In the midst of the author's booksigning at the Pyramid hotel
south of Rosarito beach a couple of weeks back, we were gearing
up to the shared meal late in the day. Mary Ann and I were
talking with a few friends in a group and a pal and his wife ask
if we'd all like to run down the beach a mile or two to see
"It's not far from here." He said. And we set off for a visit.
We piled the group of us into Vaca Blanca and followed
directions until we arrived at what seemed like a tiny
beachfront community of mostly smaller tourist homes. But,
leaving the highway towards the water it became obvious that the
grouping of homes was not small at all. Nor were the individual
homes. There must have been several hundred houses tucked onto
this hillside beachfront. We wound our way down the bluffs and
were directed to a particular road, then a specific house,
parked and exited the truck and were welcomed by our friends to
the house that had been in their family for two generations.
I have, in my 62 years, never seen a warmer, more charming
place. It was two stories; the downstairs was packed with a

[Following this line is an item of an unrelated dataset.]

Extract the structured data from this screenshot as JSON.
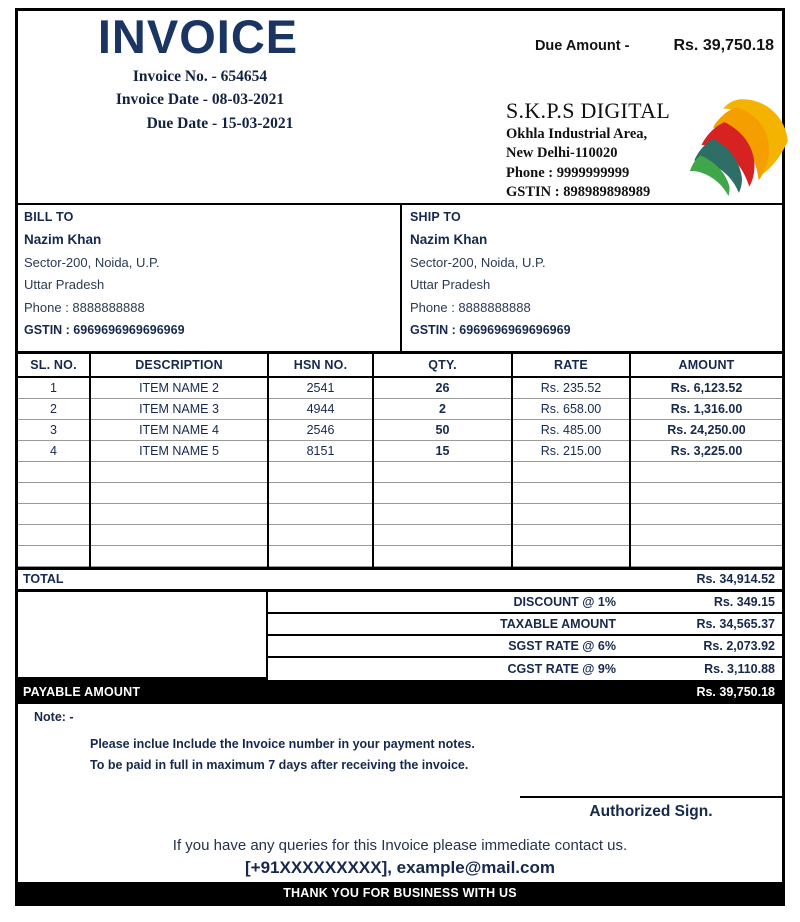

kitchen, small hall, a room with an elevated bed, a living area
and much more. The upstairs was similar minus the kitchen, again
with an elevated bed. It turns out the beds were elevated to
allow the grand ocean view while still in them.
But it wasn't the arrangement of rooms that was striking, it was
the attention to detail that had gone into the aging
construction, and the warmth of the appointments. The size of
each room was relatively small, like you'd expect at a beach
house anywhere, but their arrangement was totally functional and
accommodating. On every wall, paintings and small family
photographs were hung; creations, some artistic, some rough hued
were suspended. A door stop was handmade by our friend's father
as were a table top of broken tile and other warm items.
Character was represented there, in as many forms as it could
We sat, us friends, for a while on the upper deck overlooking a
rocky coastline with major breakers smashing into spume in front
of us. Our host told us of the history of the campo and his
family home. His dad had put his heart into the place and it
showed and it was partially passing down a trail of years to his
son and his family. You could touch the warmth; the unique woods
and finishes, the floors, the low and heightened ceilings and
the personal touches. Everywhere you looked were signs of the
love that had been put into the place.
Alas, we were due back at the Pyramid for dinner and all sped
there. During the evening we continued the festivities. They
ended in a tequila tasting where Jose Cuervo Tradicional won. It
had cost NP 351.00 for a liter bottle. It was recommended by
another friend on a Web board.
The small sips of Tequila did their work and before long we were
wearing down and then in bed, talking about the
filled-to-the-brim day. Mary Ann was soon asleep and I was
reading when I thought about the home we had visited.
There are many mostly-American communities thriving on Baja's
"Gold Coast." There are as many white-plastered magnificent
domiciles as you can count, developed inside whitewashed
protective walls with cemented roadbeds and all the amenities.
The carefully arranged art and beautiful sculptures in those
abodes and wonderful. But are they Mexico? Do the fancy
lifestyles allow us to change from or simply relive what we have
What I want is the change, the comparison of lifestyles. I don't
want the same things on two sides of a border. I want to live
the difference. I know that is true with my wife and our
children. They want it also. So I guess I can call myself, in
some small way, successful.
You know you're in trouble when a friend's house gives you a
feeling of success. But what's what it did.